Go through each line of the records below and count those with the word "accent"; give only the total.

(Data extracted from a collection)
################

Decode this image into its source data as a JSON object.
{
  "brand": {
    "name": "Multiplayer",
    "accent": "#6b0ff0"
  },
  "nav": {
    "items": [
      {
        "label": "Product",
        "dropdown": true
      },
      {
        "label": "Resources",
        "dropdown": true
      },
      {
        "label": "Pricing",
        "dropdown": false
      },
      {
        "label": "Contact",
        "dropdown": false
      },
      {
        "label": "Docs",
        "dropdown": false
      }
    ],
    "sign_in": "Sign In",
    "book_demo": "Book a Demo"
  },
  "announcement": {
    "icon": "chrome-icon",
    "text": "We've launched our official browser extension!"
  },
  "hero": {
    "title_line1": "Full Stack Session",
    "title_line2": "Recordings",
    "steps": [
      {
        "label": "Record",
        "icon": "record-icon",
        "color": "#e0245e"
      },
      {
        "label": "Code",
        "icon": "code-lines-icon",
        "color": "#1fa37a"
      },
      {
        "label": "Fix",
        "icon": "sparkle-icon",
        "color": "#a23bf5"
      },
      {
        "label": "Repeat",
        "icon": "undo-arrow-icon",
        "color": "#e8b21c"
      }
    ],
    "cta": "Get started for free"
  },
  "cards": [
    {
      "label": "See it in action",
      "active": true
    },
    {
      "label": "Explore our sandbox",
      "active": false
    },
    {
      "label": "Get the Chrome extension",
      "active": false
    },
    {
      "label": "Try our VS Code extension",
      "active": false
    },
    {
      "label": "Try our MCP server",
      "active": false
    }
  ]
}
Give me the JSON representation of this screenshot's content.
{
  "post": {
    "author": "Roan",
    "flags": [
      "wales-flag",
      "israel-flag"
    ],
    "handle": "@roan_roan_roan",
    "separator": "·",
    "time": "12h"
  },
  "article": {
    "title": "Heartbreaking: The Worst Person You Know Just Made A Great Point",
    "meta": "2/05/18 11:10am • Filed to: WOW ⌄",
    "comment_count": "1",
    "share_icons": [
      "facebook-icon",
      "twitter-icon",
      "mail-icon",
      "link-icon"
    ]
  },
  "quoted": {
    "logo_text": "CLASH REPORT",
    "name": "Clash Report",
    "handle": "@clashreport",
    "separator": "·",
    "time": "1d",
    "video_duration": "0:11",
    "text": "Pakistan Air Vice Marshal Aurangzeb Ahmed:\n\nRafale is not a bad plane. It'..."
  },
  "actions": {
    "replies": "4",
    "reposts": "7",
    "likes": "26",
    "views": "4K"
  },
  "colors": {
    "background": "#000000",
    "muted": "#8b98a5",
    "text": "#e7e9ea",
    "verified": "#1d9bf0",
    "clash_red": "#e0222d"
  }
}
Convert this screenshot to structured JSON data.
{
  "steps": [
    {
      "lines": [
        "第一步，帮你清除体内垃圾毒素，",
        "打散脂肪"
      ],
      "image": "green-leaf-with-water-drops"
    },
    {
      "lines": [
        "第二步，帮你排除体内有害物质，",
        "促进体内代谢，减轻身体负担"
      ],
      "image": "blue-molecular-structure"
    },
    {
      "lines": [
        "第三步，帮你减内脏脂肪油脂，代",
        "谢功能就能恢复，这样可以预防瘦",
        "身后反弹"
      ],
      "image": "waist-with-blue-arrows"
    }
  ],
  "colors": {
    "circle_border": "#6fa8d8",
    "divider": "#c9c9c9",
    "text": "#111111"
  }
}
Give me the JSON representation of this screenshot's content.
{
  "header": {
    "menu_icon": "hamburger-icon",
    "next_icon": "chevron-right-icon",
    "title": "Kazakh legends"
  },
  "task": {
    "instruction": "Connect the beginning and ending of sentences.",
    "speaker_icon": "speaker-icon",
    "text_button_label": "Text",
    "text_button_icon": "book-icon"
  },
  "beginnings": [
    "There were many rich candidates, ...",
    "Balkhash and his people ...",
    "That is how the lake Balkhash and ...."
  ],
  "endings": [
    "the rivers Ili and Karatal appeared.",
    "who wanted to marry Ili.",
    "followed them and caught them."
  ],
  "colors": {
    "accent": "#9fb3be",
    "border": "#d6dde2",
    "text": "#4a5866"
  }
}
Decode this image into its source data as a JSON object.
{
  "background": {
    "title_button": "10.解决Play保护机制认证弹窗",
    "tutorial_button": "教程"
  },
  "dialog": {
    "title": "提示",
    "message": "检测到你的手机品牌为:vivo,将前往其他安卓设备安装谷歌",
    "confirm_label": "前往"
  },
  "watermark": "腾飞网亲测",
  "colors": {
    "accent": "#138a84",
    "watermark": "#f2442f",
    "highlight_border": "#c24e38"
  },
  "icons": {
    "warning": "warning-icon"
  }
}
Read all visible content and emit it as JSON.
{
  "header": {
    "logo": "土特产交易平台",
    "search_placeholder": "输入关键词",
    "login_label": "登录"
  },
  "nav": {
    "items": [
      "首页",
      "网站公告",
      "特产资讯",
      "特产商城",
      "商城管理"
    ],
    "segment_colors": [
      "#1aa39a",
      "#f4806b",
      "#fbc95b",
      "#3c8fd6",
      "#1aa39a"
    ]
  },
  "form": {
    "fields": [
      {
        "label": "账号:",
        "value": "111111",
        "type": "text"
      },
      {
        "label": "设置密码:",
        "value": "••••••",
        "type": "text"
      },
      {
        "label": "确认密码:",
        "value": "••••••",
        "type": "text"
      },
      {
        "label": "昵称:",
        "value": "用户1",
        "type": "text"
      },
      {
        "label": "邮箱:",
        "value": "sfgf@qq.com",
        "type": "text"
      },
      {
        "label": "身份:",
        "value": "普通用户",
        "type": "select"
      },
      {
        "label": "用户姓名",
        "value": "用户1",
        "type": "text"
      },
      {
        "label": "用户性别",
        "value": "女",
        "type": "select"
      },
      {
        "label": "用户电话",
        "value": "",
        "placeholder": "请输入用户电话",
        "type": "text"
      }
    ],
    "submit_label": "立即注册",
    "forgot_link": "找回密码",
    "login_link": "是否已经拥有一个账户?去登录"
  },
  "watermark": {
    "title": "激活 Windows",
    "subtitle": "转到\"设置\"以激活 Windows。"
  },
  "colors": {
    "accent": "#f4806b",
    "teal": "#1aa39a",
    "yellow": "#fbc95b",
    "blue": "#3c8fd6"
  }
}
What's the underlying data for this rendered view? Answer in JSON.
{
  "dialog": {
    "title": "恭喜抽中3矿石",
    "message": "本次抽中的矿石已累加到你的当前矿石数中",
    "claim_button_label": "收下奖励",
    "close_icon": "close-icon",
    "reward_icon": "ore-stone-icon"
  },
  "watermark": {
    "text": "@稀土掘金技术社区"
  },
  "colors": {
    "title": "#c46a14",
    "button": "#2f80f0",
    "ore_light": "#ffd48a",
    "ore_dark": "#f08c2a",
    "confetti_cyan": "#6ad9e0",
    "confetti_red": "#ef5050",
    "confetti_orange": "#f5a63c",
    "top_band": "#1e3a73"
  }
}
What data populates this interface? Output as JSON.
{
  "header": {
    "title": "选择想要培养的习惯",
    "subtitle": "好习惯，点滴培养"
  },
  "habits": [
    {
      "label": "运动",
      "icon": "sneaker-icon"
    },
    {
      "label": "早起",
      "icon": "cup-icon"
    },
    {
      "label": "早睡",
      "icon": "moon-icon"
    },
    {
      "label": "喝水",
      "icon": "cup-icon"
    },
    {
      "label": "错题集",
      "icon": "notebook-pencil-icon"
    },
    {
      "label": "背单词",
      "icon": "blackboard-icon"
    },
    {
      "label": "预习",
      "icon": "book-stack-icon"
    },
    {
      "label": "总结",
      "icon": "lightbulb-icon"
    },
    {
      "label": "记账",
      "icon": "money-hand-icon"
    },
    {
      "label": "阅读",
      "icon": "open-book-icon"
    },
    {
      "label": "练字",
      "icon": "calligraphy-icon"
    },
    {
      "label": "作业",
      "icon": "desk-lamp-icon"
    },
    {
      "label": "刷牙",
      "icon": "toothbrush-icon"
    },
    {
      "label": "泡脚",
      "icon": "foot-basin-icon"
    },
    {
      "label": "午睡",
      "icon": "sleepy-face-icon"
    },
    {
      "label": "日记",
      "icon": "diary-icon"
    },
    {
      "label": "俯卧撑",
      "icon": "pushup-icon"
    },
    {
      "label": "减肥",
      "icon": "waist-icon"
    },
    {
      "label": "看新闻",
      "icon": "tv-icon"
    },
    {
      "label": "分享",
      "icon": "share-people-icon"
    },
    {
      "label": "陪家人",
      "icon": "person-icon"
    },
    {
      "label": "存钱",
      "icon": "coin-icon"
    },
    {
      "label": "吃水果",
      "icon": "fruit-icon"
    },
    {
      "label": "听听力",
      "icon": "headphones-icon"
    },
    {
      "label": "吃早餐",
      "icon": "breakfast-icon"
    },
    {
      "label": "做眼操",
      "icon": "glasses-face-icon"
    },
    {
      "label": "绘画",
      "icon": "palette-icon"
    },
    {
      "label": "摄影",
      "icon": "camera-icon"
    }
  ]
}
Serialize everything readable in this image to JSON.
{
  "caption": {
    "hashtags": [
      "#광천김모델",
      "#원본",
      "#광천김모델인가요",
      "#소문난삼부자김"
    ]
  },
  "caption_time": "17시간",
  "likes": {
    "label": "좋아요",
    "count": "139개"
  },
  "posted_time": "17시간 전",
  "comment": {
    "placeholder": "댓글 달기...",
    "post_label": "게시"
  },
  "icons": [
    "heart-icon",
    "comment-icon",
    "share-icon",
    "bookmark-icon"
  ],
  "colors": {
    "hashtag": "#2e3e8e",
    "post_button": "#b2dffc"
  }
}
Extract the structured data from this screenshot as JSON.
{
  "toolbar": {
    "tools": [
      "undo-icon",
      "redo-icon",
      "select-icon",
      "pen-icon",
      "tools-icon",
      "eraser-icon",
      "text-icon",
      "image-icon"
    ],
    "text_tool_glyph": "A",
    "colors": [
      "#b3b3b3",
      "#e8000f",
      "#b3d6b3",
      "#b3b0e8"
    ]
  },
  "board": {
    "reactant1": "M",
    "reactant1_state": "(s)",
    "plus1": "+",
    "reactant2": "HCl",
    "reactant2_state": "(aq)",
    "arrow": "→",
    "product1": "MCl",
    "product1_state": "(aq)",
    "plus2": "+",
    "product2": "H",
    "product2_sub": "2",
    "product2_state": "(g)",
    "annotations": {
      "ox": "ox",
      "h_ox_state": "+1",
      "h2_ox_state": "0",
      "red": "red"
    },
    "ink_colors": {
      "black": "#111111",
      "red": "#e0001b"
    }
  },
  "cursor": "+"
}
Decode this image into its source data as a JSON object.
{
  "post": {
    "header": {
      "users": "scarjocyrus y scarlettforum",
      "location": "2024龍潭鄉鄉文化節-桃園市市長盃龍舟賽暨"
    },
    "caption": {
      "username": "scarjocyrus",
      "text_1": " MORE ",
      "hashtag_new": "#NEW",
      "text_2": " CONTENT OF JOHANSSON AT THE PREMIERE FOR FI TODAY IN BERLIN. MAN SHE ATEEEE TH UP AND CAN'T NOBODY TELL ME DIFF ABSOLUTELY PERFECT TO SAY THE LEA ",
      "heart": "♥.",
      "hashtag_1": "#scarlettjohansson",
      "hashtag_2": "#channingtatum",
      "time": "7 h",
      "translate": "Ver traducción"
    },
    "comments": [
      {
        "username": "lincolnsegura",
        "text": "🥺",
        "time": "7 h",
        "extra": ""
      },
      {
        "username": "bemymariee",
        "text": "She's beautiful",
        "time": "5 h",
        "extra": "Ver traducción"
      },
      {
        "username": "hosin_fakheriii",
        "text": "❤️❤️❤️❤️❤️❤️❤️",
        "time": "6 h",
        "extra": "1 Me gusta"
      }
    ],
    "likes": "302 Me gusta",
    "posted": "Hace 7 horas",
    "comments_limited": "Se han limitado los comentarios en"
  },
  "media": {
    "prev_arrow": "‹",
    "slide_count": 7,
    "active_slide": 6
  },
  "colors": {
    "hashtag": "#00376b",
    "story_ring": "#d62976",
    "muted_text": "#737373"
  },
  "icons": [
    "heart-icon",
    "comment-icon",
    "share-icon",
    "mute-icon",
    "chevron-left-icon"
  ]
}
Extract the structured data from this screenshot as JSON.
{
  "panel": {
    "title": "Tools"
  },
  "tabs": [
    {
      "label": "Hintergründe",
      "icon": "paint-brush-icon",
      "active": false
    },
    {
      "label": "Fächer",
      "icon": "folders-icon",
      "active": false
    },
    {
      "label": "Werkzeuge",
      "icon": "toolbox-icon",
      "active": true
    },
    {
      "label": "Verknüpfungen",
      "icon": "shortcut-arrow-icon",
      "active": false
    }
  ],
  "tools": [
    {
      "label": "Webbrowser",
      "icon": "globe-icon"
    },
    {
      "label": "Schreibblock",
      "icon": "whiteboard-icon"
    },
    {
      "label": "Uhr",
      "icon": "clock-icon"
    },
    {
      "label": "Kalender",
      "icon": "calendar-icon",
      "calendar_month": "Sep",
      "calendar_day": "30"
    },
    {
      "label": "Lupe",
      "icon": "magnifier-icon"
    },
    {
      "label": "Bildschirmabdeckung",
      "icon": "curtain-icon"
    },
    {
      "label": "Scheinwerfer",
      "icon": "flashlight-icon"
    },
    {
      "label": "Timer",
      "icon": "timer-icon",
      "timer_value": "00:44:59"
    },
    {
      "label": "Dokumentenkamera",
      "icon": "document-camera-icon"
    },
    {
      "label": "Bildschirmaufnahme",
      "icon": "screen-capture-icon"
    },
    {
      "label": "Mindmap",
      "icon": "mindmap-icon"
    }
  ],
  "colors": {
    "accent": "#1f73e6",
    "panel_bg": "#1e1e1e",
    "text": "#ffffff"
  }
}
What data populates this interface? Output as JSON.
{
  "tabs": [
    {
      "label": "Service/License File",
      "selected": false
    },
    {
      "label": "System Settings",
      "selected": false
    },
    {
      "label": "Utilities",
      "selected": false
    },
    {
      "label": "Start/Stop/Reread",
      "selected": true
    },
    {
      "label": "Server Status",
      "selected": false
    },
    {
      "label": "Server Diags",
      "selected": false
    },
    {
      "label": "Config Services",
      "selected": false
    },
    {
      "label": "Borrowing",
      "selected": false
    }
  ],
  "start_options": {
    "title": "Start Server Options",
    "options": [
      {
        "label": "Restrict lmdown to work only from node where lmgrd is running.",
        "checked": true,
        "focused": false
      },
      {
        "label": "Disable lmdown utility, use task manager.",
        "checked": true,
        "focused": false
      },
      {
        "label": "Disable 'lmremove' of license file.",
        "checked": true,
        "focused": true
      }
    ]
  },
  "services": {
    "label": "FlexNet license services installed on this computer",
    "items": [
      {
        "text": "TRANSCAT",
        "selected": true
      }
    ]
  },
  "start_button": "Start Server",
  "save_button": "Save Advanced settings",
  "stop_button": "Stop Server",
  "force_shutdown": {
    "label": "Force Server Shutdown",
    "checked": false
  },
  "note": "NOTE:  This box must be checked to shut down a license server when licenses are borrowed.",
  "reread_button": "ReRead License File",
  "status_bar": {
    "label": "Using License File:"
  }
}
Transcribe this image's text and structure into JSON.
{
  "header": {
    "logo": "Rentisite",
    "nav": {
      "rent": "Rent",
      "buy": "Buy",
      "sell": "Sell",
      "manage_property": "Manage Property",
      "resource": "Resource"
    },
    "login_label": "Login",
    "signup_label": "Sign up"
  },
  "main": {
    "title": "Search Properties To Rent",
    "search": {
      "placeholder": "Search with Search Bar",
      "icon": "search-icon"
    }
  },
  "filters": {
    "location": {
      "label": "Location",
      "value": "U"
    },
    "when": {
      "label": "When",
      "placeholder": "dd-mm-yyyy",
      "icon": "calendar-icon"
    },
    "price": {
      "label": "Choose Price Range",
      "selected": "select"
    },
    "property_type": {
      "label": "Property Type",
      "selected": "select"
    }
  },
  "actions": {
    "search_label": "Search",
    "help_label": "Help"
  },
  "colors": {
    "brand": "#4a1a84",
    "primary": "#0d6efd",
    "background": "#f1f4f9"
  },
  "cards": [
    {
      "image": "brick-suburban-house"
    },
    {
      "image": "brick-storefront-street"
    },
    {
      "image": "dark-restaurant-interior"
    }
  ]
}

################

— SOLUTION FOR THIS EXERCISE —
5